## [Task prompt]
Every line of the records must be repeated exactly; pictures stay out.

= = =

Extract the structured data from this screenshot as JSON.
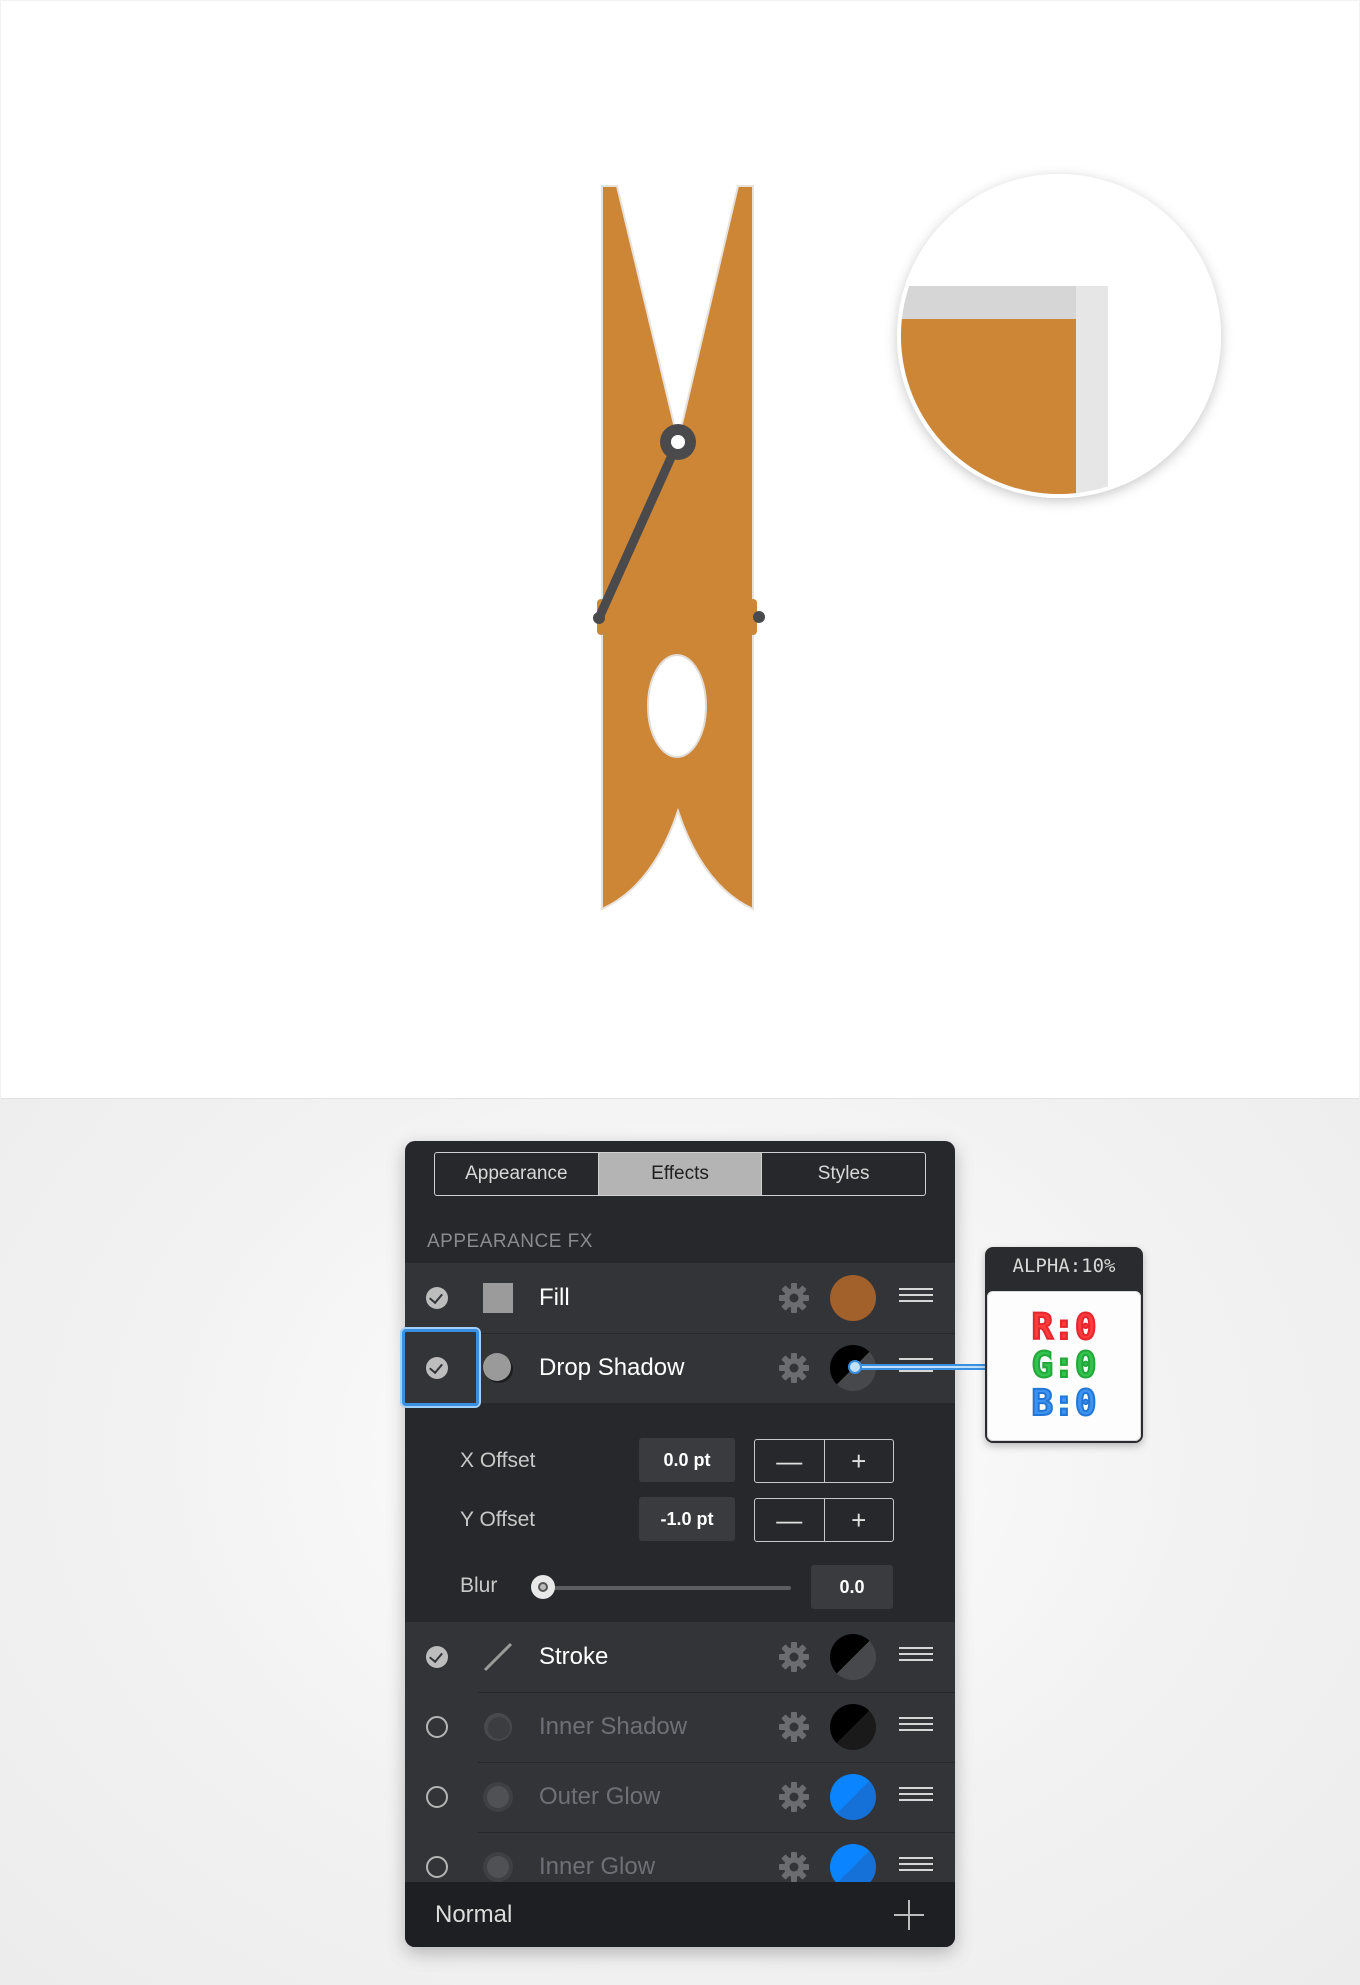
{
  "colors": {
    "clothespin": "#cd8636",
    "fill_swatch": "#a2602a",
    "accent_blue": "#0a84ff",
    "panel_bg": "#27282b"
  },
  "panel": {
    "tabs": [
      {
        "label": "Appearance",
        "active": false
      },
      {
        "label": "Effects",
        "active": true
      },
      {
        "label": "Styles",
        "active": false
      }
    ],
    "section_label": "APPEARANCE FX",
    "effects": [
      {
        "label": "Fill",
        "enabled": true,
        "icon": "square-fill-icon",
        "swatch": "#a2602a"
      },
      {
        "label": "Drop Shadow",
        "enabled": true,
        "icon": "shadow-circle-icon",
        "swatch": "black-split"
      },
      {
        "label": "Stroke",
        "enabled": true,
        "icon": "stroke-line-icon",
        "swatch": "black-split"
      },
      {
        "label": "Inner Shadow",
        "enabled": false,
        "icon": "shadow-circle-icon",
        "swatch": "black-split"
      },
      {
        "label": "Outer Glow",
        "enabled": false,
        "icon": "glow-circle-icon",
        "swatch": "#0a84ff"
      },
      {
        "label": "Inner Glow",
        "enabled": false,
        "icon": "glow-circle-icon",
        "swatch": "#0a84ff"
      }
    ],
    "drop_shadow_settings": {
      "x_offset_label": "X Offset",
      "x_offset_value": "0.0 pt",
      "y_offset_label": "Y Offset",
      "y_offset_value": "-1.0 pt",
      "blur_label": "Blur",
      "blur_value": "0.0",
      "minus": "—",
      "plus": "+"
    },
    "footer": {
      "blend_mode": "Normal"
    }
  },
  "callout": {
    "alpha": "ALPHA:10%",
    "r": "R:0",
    "g": "G:0",
    "b": "B:0"
  }
}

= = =

## [Exercise answer]
Extract the structured data from this screenshot as JSON.
{
  "colors": {
    "clothespin": "#cd8636",
    "fill_swatch": "#a2602a",
    "accent_blue": "#0a84ff",
    "panel_bg": "#27282b"
  },
  "panel": {
    "tabs": [
      {
        "label": "Appearance",
        "active": false
      },
      {
        "label": "Effects",
        "active": true
      },
      {
        "label": "Styles",
        "active": false
      }
    ],
    "section_label": "APPEARANCE FX",
    "effects": [
      {
        "label": "Fill",
        "enabled": true,
        "icon": "square-fill-icon",
        "swatch": "#a2602a"
      },
      {
        "label": "Drop Shadow",
        "enabled": true,
        "icon": "shadow-circle-icon",
        "swatch": "black-split"
      },
      {
        "label": "Stroke",
        "enabled": true,
        "icon": "stroke-line-icon",
        "swatch": "black-split"
      },
      {
        "label": "Inner Shadow",
        "enabled": false,
        "icon": "shadow-circle-icon",
        "swatch": "black-split"
      },
      {
        "label": "Outer Glow",
        "enabled": false,
        "icon": "glow-circle-icon",
        "swatch": "#0a84ff"
      },
      {
        "label": "Inner Glow",
        "enabled": false,
        "icon": "glow-circle-icon",
        "swatch": "#0a84ff"
      }
    ],
    "drop_shadow_settings": {
      "x_offset_label": "X Offset",
      "x_offset_value": "0.0 pt",
      "y_offset_label": "Y Offset",
      "y_offset_value": "-1.0 pt",
      "blur_label": "Blur",
      "blur_value": "0.0",
      "minus": "—",
      "plus": "+"
    },
    "footer": {
      "blend_mode": "Normal"
    }
  },
  "callout": {
    "alpha": "ALPHA:10%",
    "r": "R:0",
    "g": "G:0",
    "b": "B:0"
  }
}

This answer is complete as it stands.